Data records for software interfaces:

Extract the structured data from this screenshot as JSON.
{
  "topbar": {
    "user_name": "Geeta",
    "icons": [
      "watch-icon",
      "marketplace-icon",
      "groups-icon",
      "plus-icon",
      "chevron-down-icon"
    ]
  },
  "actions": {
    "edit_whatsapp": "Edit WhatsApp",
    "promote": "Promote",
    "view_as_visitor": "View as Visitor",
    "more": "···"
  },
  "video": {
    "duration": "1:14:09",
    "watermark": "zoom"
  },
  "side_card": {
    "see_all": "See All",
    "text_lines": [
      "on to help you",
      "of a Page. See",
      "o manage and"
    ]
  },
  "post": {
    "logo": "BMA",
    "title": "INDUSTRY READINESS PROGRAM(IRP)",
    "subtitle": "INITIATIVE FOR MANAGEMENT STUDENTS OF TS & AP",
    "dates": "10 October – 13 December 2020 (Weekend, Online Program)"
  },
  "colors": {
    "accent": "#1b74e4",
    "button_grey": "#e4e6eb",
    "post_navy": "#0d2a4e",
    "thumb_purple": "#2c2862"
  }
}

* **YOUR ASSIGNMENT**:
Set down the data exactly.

* **EXERCISE RESULT**:
Extract the structured data from this screenshot as JSON.
{
  "topbar": {
    "user_name": "Geeta",
    "icons": [
      "watch-icon",
      "marketplace-icon",
      "groups-icon",
      "plus-icon",
      "chevron-down-icon"
    ]
  },
  "actions": {
    "edit_whatsapp": "Edit WhatsApp",
    "promote": "Promote",
    "view_as_visitor": "View as Visitor",
    "more": "···"
  },
  "video": {
    "duration": "1:14:09",
    "watermark": "zoom"
  },
  "side_card": {
    "see_all": "See All",
    "text_lines": [
      "on to help you",
      "of a Page. See",
      "o manage and"
    ]
  },
  "post": {
    "logo": "BMA",
    "title": "INDUSTRY READINESS PROGRAM(IRP)",
    "subtitle": "INITIATIVE FOR MANAGEMENT STUDENTS OF TS & AP",
    "dates": "10 October – 13 December 2020 (Weekend, Online Program)"
  },
  "colors": {
    "accent": "#1b74e4",
    "button_grey": "#e4e6eb",
    "post_navy": "#0d2a4e",
    "thumb_purple": "#2c2862"
  }
}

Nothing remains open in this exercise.